It’s been just over three decades since the passing of Ansel Adams, but his legacy lives on in the hearts and minds (and on many of the walls) of those he inspired. One of those people, noted National Geographic photographer Peter Essick, decided to pay tribute to the renowned Group f/64 master.
Essick revisited Ansel Adams’ ‘playground’ to pay homage to the scenery Adams captured several decades before. Traveling through the Ansel Adam Wilderness, an area in the Sierra Nevada of California that is named in Adams’ honor, Essick composed photographs in what might be considered the “Ansel Adams style,” ultimately compiling the fruits of his labor into a book titled, The Ansel Adams Wilderness.

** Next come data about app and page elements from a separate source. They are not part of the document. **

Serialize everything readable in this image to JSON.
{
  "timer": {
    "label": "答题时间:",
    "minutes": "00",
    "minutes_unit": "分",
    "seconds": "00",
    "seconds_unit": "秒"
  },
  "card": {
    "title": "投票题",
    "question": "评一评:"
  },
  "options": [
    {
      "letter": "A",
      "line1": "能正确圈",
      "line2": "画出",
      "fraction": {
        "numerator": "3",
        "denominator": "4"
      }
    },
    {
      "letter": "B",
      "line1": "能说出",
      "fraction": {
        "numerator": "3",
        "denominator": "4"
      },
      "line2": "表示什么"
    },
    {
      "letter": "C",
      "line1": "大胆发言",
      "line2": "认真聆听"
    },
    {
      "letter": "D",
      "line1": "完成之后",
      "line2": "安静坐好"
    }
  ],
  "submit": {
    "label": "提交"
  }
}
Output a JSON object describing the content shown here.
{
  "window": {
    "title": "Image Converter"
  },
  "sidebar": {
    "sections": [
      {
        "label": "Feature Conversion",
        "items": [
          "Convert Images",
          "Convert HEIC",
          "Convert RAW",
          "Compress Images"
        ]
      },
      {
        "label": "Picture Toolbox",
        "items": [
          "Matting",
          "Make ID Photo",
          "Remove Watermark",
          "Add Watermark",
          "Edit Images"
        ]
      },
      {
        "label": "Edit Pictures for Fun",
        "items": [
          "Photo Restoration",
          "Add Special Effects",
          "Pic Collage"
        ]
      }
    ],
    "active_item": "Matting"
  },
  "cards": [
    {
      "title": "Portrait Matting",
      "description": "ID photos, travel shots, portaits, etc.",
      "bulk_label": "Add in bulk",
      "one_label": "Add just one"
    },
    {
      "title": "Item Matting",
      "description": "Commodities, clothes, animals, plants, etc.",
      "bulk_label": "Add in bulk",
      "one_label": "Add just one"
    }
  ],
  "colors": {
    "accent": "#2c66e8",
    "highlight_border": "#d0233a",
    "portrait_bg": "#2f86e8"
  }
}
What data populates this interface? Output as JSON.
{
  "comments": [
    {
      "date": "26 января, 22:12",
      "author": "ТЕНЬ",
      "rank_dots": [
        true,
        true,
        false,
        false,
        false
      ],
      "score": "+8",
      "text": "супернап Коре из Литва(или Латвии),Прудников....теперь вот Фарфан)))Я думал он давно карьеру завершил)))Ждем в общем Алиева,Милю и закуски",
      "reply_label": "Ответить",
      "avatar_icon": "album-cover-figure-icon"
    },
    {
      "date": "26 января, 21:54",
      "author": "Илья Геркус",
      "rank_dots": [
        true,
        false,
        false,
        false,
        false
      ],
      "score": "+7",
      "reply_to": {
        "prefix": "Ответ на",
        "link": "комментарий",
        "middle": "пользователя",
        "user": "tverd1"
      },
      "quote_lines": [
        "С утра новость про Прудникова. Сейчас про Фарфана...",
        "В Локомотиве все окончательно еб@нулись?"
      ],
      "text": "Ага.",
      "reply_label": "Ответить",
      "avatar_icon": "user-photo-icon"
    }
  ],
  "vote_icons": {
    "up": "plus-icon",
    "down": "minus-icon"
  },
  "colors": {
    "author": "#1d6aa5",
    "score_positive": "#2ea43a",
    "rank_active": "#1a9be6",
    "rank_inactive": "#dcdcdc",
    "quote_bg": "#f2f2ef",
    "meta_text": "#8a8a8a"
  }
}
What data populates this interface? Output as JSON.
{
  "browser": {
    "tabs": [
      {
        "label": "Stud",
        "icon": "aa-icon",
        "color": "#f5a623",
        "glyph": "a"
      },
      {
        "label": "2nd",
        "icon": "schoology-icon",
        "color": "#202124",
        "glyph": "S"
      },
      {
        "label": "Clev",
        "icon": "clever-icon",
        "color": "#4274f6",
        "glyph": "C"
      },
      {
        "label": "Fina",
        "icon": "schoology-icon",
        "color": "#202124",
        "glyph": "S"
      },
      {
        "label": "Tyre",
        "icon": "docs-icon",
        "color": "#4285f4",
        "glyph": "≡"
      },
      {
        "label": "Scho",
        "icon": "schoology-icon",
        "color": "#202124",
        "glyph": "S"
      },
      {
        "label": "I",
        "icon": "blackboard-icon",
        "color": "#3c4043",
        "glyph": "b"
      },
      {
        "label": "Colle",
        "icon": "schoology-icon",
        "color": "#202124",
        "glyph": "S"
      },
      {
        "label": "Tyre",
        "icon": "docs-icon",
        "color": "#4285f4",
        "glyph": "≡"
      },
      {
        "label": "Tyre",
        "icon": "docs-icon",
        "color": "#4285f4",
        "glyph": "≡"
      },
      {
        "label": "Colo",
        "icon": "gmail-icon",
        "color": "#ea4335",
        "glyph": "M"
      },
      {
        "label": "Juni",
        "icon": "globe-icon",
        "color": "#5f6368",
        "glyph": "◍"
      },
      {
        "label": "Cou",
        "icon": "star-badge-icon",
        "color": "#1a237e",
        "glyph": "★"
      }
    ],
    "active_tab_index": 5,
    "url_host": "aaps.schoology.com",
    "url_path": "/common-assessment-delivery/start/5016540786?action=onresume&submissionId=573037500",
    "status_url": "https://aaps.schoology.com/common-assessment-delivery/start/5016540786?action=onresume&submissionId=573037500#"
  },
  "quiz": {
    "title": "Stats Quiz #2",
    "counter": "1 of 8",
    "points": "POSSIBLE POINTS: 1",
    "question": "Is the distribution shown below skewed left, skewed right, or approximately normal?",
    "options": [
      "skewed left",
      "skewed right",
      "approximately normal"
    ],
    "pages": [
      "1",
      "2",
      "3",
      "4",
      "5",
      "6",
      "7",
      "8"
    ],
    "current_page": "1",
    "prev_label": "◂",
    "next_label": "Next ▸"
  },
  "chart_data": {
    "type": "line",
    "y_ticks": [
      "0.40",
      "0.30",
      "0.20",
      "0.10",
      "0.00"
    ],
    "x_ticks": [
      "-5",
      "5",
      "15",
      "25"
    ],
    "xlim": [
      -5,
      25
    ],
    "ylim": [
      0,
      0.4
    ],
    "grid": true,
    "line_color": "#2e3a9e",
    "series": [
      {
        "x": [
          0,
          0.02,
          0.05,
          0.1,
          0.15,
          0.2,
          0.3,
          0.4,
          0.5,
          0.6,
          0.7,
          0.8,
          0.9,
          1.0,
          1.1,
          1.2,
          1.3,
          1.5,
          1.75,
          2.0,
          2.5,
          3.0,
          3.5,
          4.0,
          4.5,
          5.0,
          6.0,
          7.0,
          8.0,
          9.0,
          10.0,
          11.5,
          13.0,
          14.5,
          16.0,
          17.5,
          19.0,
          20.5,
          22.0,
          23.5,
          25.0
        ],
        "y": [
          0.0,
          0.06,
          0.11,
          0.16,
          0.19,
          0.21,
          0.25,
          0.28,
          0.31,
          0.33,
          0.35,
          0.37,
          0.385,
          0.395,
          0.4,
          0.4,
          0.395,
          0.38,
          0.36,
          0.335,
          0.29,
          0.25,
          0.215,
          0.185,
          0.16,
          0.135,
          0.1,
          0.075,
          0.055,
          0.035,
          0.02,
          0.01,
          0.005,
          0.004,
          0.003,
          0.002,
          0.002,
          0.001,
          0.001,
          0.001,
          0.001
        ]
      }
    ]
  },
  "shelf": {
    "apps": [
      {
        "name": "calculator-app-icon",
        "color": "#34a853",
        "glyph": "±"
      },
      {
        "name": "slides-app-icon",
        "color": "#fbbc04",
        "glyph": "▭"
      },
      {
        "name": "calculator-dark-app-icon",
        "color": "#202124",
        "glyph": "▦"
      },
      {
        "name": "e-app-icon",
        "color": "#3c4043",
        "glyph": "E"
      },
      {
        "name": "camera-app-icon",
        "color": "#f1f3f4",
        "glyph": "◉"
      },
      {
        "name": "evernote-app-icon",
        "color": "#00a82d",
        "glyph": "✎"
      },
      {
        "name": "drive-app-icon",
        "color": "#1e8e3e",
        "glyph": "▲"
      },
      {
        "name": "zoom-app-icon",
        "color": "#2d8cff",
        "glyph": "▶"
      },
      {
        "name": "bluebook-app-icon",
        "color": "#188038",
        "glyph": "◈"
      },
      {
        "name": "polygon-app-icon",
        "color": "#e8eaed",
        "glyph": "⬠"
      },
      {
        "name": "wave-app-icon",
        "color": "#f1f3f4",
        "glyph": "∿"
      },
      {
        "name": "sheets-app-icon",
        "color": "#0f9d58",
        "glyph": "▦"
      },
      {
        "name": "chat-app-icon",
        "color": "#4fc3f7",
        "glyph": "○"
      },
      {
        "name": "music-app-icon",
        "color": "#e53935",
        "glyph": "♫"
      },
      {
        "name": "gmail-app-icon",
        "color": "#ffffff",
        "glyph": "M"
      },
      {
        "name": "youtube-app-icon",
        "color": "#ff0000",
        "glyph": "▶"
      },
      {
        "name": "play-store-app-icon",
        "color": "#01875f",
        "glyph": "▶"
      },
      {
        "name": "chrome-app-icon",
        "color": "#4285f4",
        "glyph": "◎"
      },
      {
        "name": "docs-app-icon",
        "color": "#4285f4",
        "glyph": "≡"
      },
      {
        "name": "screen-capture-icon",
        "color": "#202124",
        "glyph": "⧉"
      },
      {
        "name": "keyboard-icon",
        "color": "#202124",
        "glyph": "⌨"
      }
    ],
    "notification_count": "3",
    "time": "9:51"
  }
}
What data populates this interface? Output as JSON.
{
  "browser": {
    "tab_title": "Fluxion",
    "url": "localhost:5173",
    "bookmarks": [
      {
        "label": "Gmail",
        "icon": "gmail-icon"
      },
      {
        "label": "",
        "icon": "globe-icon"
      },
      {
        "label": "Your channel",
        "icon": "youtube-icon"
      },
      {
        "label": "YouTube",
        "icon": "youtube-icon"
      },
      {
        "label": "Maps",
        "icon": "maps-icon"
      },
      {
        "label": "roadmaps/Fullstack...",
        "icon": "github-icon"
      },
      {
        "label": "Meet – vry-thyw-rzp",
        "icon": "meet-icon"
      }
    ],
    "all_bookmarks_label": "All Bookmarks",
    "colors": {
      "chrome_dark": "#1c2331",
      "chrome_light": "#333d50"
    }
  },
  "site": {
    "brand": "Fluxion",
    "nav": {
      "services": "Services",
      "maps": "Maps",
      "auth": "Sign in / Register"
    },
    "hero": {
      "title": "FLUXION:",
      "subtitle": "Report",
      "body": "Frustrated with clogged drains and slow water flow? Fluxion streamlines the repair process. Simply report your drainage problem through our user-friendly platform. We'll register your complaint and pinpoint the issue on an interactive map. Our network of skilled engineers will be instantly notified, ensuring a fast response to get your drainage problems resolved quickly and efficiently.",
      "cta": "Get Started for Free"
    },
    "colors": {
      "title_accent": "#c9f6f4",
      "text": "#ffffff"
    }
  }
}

In the introduction to his book, Essick speaks to the motivation behind this project:
Like Adams, I am a native Californian familiar with the High Sierra, and some of my first successful photos were of this wilderness area (located between Yosemite National Park and Mammoth Lakes, and renamed for Adams following his death in 1984). For 25 years I have traveled throughout the world as a photographer for National Geographic magazine, but the High Sierra always has had a special place in my heart.
Using the stopped down, zone-system approach to his photographs, Essick almost perfectly replicates the monochrome aesthetic of the work that both literally and figuratively put Ansel Adams on the map, without copying him outright or “standing in the same tripod holes,” so to speak.
Today, we have the honor of presenting a collection of images from the book, with permission from Essick, himself. Before you dive in, however, we do have a couple of suggestions.
First: scroll slowly, so that you might better savor the work. And second: when you’re done, be sure to head over to Amazon and secure yourself a copy of The Ansel Adams Wilderness for a steal at only $18.
As a bit of a bonus, below is a 25-minute National Geographic Live presentation that Essick gave in which he shares the journey that lead to the creation of these images. While it is a bit of a long watch, it’s as inspirational and informative as the above photographs are beautiful, so be sure to put it in your queue.
Image credits: Photographs by Peter Essick and used with permission